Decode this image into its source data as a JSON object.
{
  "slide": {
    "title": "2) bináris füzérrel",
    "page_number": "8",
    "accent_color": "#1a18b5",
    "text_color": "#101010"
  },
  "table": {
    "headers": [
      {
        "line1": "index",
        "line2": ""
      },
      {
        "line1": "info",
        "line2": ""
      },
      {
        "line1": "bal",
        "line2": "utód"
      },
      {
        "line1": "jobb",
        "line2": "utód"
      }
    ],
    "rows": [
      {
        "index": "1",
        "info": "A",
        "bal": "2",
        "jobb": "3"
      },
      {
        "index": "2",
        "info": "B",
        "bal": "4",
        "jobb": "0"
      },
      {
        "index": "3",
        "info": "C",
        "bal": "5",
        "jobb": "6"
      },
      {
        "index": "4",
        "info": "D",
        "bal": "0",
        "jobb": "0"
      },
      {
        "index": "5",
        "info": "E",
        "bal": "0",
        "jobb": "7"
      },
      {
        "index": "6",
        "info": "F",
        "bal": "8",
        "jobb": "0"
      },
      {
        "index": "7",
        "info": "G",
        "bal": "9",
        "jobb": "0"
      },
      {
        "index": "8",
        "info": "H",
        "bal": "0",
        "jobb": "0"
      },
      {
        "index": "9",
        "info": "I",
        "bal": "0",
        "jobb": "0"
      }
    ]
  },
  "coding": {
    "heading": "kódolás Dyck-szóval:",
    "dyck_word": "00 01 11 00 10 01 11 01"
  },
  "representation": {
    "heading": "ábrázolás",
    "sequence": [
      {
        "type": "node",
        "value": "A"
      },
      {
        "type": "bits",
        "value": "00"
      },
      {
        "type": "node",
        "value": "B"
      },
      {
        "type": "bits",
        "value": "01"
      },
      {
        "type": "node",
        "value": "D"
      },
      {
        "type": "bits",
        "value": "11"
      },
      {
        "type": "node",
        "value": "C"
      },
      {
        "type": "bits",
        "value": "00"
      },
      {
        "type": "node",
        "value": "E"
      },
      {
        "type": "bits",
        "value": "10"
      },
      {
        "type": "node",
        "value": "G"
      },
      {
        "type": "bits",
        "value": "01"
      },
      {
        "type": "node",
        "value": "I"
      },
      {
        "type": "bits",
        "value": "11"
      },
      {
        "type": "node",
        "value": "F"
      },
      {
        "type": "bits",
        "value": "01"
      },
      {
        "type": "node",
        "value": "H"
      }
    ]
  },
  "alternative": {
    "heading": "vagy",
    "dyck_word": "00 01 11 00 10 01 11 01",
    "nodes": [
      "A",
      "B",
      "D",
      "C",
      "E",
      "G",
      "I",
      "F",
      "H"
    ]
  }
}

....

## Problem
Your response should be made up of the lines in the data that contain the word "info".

## Response for this exercise
        "line1": "info",
        "info": "A",
        "info": "B",
        "info": "C",
        "info": "D",
        "info": "E",
        "info": "F",
        "info": "G",
        "info": "H",
        "info": "I",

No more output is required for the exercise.